Look at it this way: hundreds of billions of dollars for tax cuts for the rich, $25 million for the planet. That's less than one-quarter of the money Bush raised for his presidential campaign. Does that mean Bush believes placing himself in the White House was a more important endeavor than addressing a global environmental threat? As the SIerra Club's Dan Becker quipped, "When your house is on fire, you don't go to the library to take out a book on how hot fire gets. You put out the fire."

The Europeans, no surprise, didn't buy Bush's weak brew and insisted they would stick with the Kyoto process. For his (almost comical) part, Bush kept reiterating that he took global warming seriously -- and then declined to propose serious measures to counter the problem. How long does he think he can pull off this act -- note the danger, do nothing? Until Coppertone stock splits and New Orleans exists only as an Atlantis-like theme park?

Bush may not be troubled by the disconnect between his claim of concern and his lack of action. But it probably does get to some of the less facile thinkers of his administration. During an interview on CNN, EPA chief Christine Todd Whitman looked quite uncomfortable when asked if she and Secretary of State Colin Powell had pushed Bush to acknowledge the need for mandatory emission controls. "Well, I think it's a stage thing," she replied. "And there are those of us at the table who believe in -- because we hear it so much from others -- that you need to have some -- there -- there, and that comes when you have some standards and some targets, and eventually perhaps something mandatory."

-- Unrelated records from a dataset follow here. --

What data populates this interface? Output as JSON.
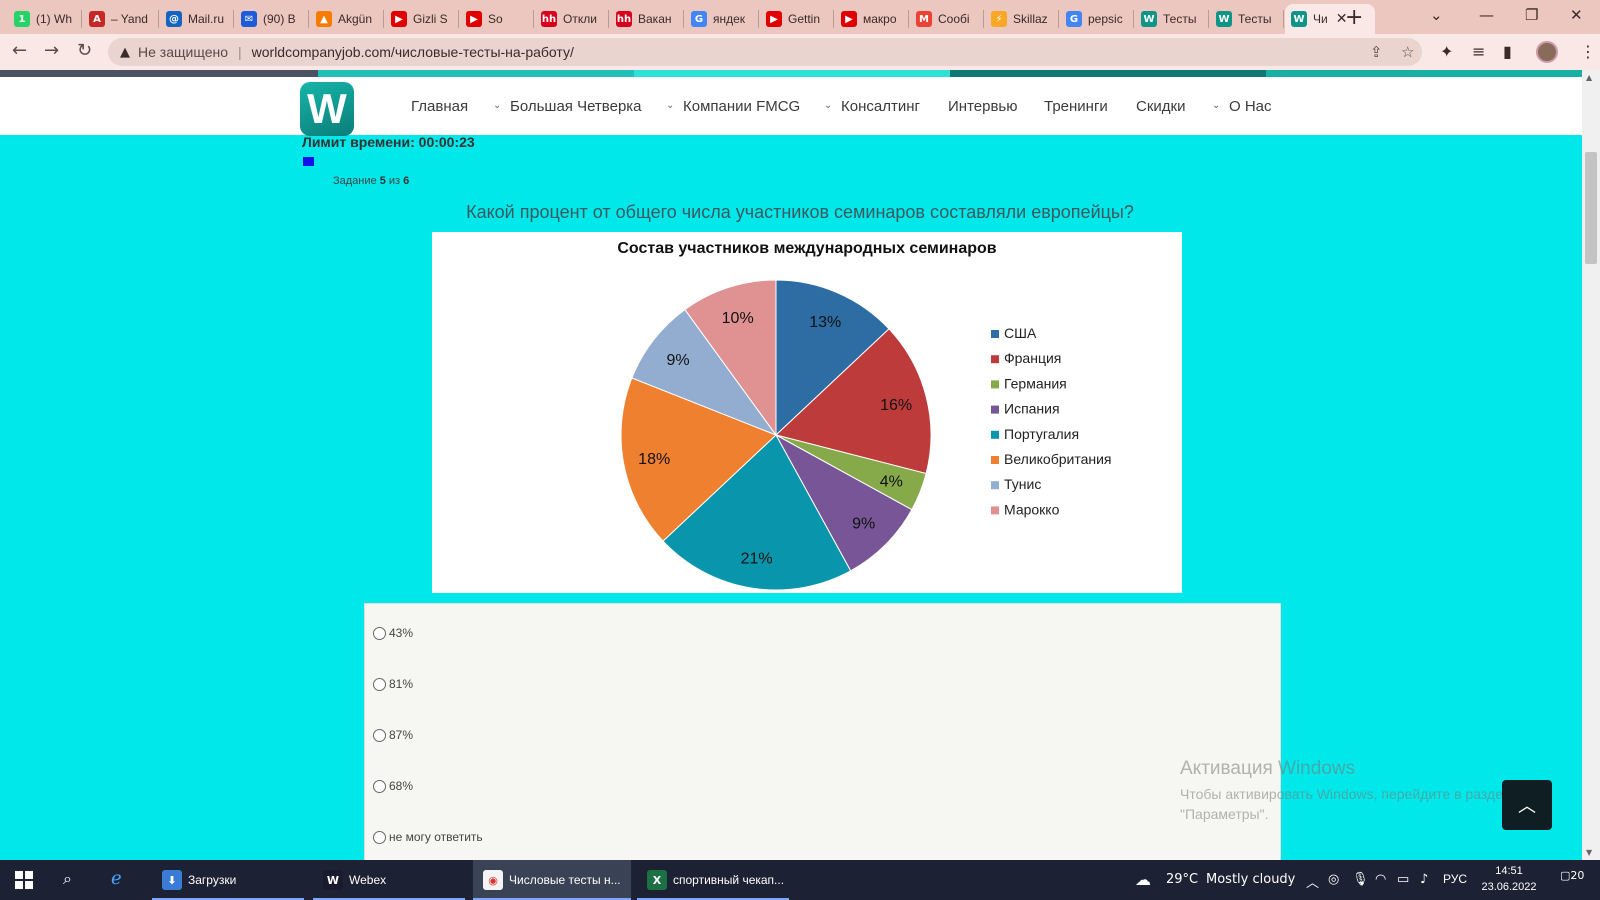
{
  "browser": {
    "tabs": [
      {
        "label": "(1) Wh",
        "fav_color": "#25d366",
        "fav_char": "1"
      },
      {
        "label": "– Yand",
        "fav_color": "#c62828",
        "fav_char": "A"
      },
      {
        "label": "Mail.ru",
        "fav_color": "#1565c0",
        "fav_char": "@"
      },
      {
        "label": "(90) B",
        "fav_color": "#1e5bd8",
        "fav_char": "✉"
      },
      {
        "label": "Akgün",
        "fav_color": "#f57c00",
        "fav_char": "▲"
      },
      {
        "label": "Gizli S",
        "fav_color": "#e00000",
        "fav_char": "▶"
      },
      {
        "label": "So",
        "fav_color": "#e00000",
        "fav_char": "▶"
      },
      {
        "label": "Откли",
        "fav_color": "#d6001c",
        "fav_char": "hh"
      },
      {
        "label": "Вакан",
        "fav_color": "#d6001c",
        "fav_char": "hh"
      },
      {
        "label": "яндек",
        "fav_color": "#4285f4",
        "fav_char": "G"
      },
      {
        "label": "Gettin",
        "fav_color": "#e00000",
        "fav_char": "▶"
      },
      {
        "label": "макро",
        "fav_color": "#e00000",
        "fav_char": "▶"
      },
      {
        "label": "Сообі",
        "fav_color": "#ea4335",
        "fav_char": "M"
      },
      {
        "label": "Skillaz",
        "fav_color": "#f9a825",
        "fav_char": "⚡"
      },
      {
        "label": "pepsic",
        "fav_color": "#4285f4",
        "fav_char": "G"
      },
      {
        "label": "Тесты",
        "fav_color": "#0f9488",
        "fav_char": "W"
      },
      {
        "label": "Тесты",
        "fav_color": "#0f9488",
        "fav_char": "W"
      },
      {
        "label": "Чи",
        "fav_color": "#0f9488",
        "fav_char": "W"
      }
    ],
    "security_label": "Не защищено",
    "url": "worldcompanyjob.com/числовые-тесты-на-работу/"
  },
  "site": {
    "logo_letter": "W",
    "nav": [
      {
        "label": "Главная",
        "caret": false
      },
      {
        "label": "Большая Четверка",
        "caret": true
      },
      {
        "label": "Компании FMCG",
        "caret": true
      },
      {
        "label": "Консалтинг",
        "caret": true
      },
      {
        "label": "Интервью",
        "caret": false
      },
      {
        "label": "Тренинги",
        "caret": false
      },
      {
        "label": "Скидки",
        "caret": false
      },
      {
        "label": "О Нас",
        "caret": true
      }
    ]
  },
  "quiz": {
    "time_limit": "Лимит времени: 00:00:23",
    "time_remaining_fraction": 0.14,
    "task_prefix": "Задание",
    "task_current": "5",
    "task_of": "из",
    "task_total": "6",
    "question": "Какой процент от общего числа участников семинаров составляли европейцы?",
    "options": [
      "43%",
      "81%",
      "87%",
      "68%",
      "не могу ответить"
    ]
  },
  "chart_data": {
    "type": "pie",
    "title": "Состав участников международных семинаров",
    "legend_position": "right",
    "slices": [
      {
        "label": "США",
        "value": 13,
        "color": "#2e6da4"
      },
      {
        "label": "Франция",
        "value": 16,
        "color": "#be3b3b"
      },
      {
        "label": "Германия",
        "value": 4,
        "color": "#86aa4a"
      },
      {
        "label": "Испания",
        "value": 9,
        "color": "#775597"
      },
      {
        "label": "Португалия",
        "value": 21,
        "color": "#0995ab"
      },
      {
        "label": "Великобритания",
        "value": 18,
        "color": "#ee8030"
      },
      {
        "label": "Тунис",
        "value": 9,
        "color": "#92add0"
      },
      {
        "label": "Марокко",
        "value": 10,
        "color": "#e09292"
      }
    ],
    "value_suffix": "%"
  },
  "windows_watermark": {
    "line1": "Активация Windows",
    "line2": "Чтобы активировать Windows, перейдите в раздел",
    "line3": "\"Параметры\"."
  },
  "taskbar": {
    "apps": [
      {
        "label": "Загрузки",
        "icon_color": "#3a7bd5",
        "icon_char": "⬇"
      },
      {
        "label": "Webex",
        "icon_color": "#1a1a2e",
        "icon_char": "W"
      },
      {
        "label": "Числовые тесты н...",
        "icon_color": "#f4f4f4",
        "icon_char": "◉"
      },
      {
        "label": "спортивный чекап...",
        "icon_color": "#1d7044",
        "icon_char": "X"
      }
    ],
    "weather_temp": "29°C",
    "weather_text": "Mostly cloudy",
    "language": "РУС",
    "time": "14:51",
    "date": "23.06.2022",
    "notifications": "20"
  }
}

Big news! A stuttering EPA chief contradicts her President and says mandatory reductions are necessary. Is she going to attempt to persuade Bush? "I will continue to pursue the things that I think are in the best interests of the country and the president."

Sorry, Ms. Whitman, those "things" do appear mutually exclusive. Consider her predicament. She accepts the globe faces a severe problem. She accepts the common-sense notion that the best possible way to deal with the problem is to restrict actions that contribute to the problem. Yet she works for a guy who says, no way, Prime Minister Jose Anzar. (That's Aznar, Mr. President). How much inside-the-tent battling can Whitman wage and lose before she has an obligation to resign and speak out? It's a policy soap opera: will she serve the interests of one man or those of the country and planet?

The bear's there. The scientists see it. The Europeans see it. Whitman and Powell see it. Bush doesn't. Shouldn't that be end of story? Does a you-know-what defecate in the woods?